** PROBLEM DETAILS **
Take the records below and set them down exactly, so that every line matches the original.

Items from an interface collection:
BEGIN
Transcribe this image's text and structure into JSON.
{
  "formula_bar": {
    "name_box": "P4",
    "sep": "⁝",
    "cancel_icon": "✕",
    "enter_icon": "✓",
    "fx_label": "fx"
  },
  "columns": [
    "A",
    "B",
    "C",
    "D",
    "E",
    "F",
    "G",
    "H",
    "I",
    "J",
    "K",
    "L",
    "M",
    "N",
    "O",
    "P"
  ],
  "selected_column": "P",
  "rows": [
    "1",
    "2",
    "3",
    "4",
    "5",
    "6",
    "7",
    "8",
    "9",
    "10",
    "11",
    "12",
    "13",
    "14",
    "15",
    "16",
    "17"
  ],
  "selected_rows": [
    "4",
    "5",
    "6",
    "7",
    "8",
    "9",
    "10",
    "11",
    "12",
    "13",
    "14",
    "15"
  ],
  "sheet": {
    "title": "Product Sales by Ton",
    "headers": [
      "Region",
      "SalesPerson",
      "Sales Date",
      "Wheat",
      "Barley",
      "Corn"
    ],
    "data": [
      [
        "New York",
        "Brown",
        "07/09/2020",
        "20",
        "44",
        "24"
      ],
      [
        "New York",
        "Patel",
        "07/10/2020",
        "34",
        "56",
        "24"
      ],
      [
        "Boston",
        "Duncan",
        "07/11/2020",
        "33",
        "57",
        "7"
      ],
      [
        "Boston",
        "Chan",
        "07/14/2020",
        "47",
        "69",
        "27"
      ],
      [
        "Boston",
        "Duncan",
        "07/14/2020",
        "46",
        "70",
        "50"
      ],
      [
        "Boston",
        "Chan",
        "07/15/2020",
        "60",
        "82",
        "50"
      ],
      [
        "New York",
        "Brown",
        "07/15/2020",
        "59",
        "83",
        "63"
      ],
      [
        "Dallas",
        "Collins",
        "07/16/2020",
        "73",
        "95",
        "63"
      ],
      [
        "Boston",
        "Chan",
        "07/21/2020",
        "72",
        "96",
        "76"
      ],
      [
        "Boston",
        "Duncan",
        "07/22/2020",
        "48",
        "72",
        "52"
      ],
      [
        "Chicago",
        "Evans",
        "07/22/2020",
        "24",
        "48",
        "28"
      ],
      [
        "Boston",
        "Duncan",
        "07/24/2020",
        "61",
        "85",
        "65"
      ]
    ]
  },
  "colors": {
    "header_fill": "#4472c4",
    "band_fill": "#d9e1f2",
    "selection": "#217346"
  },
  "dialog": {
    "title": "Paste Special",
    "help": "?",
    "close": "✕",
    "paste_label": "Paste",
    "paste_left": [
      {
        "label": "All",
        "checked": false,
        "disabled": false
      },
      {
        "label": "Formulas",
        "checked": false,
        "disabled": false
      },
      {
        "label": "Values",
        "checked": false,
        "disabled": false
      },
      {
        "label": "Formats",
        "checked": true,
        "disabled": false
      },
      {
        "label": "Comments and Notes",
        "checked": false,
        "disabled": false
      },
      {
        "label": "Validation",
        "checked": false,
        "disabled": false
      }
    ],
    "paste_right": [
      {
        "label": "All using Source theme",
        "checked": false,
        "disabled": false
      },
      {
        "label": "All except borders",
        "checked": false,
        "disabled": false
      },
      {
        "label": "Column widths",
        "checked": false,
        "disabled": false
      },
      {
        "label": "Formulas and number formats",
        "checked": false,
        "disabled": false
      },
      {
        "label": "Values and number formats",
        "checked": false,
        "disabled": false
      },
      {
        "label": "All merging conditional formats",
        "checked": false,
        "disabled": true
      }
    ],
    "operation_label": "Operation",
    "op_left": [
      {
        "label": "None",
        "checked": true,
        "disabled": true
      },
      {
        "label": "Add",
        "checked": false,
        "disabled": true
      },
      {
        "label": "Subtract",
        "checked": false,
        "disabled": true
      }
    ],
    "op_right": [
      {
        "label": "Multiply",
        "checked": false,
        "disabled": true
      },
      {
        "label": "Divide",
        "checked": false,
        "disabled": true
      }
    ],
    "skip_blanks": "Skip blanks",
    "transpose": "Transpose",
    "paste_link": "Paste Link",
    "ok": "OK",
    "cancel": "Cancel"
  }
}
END
** OUTPUT FOR THIS EXERCISE **
Transcribe this image's text and structure into JSON.
{
  "formula_bar": {
    "name_box": "P4",
    "sep": "⁝",
    "cancel_icon": "✕",
    "enter_icon": "✓",
    "fx_label": "fx"
  },
  "columns": [
    "A",
    "B",
    "C",
    "D",
    "E",
    "F",
    "G",
    "H",
    "I",
    "J",
    "K",
    "L",
    "M",
    "N",
    "O",
    "P"
  ],
  "selected_column": "P",
  "rows": [
    "1",
    "2",
    "3",
    "4",
    "5",
    "6",
    "7",
    "8",
    "9",
    "10",
    "11",
    "12",
    "13",
    "14",
    "15",
    "16",
    "17"
  ],
  "selected_rows": [
    "4",
    "5",
    "6",
    "7",
    "8",
    "9",
    "10",
    "11",
    "12",
    "13",
    "14",
    "15"
  ],
  "sheet": {
    "title": "Product Sales by Ton",
    "headers": [
      "Region",
      "SalesPerson",
      "Sales Date",
      "Wheat",
      "Barley",
      "Corn"
    ],
    "data": [
      [
        "New York",
        "Brown",
        "07/09/2020",
        "20",
        "44",
        "24"
      ],
      [
        "New York",
        "Patel",
        "07/10/2020",
        "34",
        "56",
        "24"
      ],
      [
        "Boston",
        "Duncan",
        "07/11/2020",
        "33",
        "57",
        "7"
      ],
      [
        "Boston",
        "Chan",
        "07/14/2020",
        "47",
        "69",
        "27"
      ],
      [
        "Boston",
        "Duncan",
        "07/14/2020",
        "46",
        "70",
        "50"
      ],
      [
        "Boston",
        "Chan",
        "07/15/2020",
        "60",
        "82",
        "50"
      ],
      [
        "New York",
        "Brown",
        "07/15/2020",
        "59",
        "83",
        "63"
      ],
      [
        "Dallas",
        "Collins",
        "07/16/2020",
        "73",
        "95",
        "63"
      ],
      [
        "Boston",
        "Chan",
        "07/21/2020",
        "72",
        "96",
        "76"
      ],
      [
        "Boston",
        "Duncan",
        "07/22/2020",
        "48",
        "72",
        "52"
      ],
      [
        "Chicago",
        "Evans",
        "07/22/2020",
        "24",
        "48",
        "28"
      ],
      [
        "Boston",
        "Duncan",
        "07/24/2020",
        "61",
        "85",
        "65"
      ]
    ]
  },
  "colors": {
    "header_fill": "#4472c4",
    "band_fill": "#d9e1f2",
    "selection": "#217346"
  },
  "dialog": {
    "title": "Paste Special",
    "help": "?",
    "close": "✕",
    "paste_label": "Paste",
    "paste_left": [
      {
        "label": "All",
        "checked": false,
        "disabled": false
      },
      {
        "label": "Formulas",
        "checked": false,
        "disabled": false
      },
      {
        "label": "Values",
        "checked": false,
        "disabled": false
      },
      {
        "label": "Formats",
        "checked": true,
        "disabled": false
      },
      {
        "label": "Comments and Notes",
        "checked": false,
        "disabled": false
      },
      {
        "label": "Validation",
        "checked": false,
        "disabled": false
      }
    ],
    "paste_right": [
      {
        "label": "All using Source theme",
        "checked": false,
        "disabled": false
      },
      {
        "label": "All except borders",
        "checked": false,
        "disabled": false
      },
      {
        "label": "Column widths",
        "checked": false,
        "disabled": false
      },
      {
        "label": "Formulas and number formats",
        "checked": false,
        "disabled": false
      },
      {
        "label": "Values and number formats",
        "checked": false,
        "disabled": false
      },
      {
        "label": "All merging conditional formats",
        "checked": false,
        "disabled": true
      }
    ],
    "operation_label": "Operation",
    "op_left": [
      {
        "label": "None",
        "checked": true,
        "disabled": true
      },
      {
        "label": "Add",
        "checked": false,
        "disabled": true
      },
      {
        "label": "Subtract",
        "checked": false,
        "disabled": true
      }
    ],
    "op_right": [
      {
        "label": "Multiply",
        "checked": false,
        "disabled": true
      },
      {
        "label": "Divide",
        "checked": false,
        "disabled": true
      }
    ],
    "skip_blanks": "Skip blanks",
    "transpose": "Transpose",
    "paste_link": "Paste Link",
    "ok": "OK",
    "cancel": "Cancel"
  }
}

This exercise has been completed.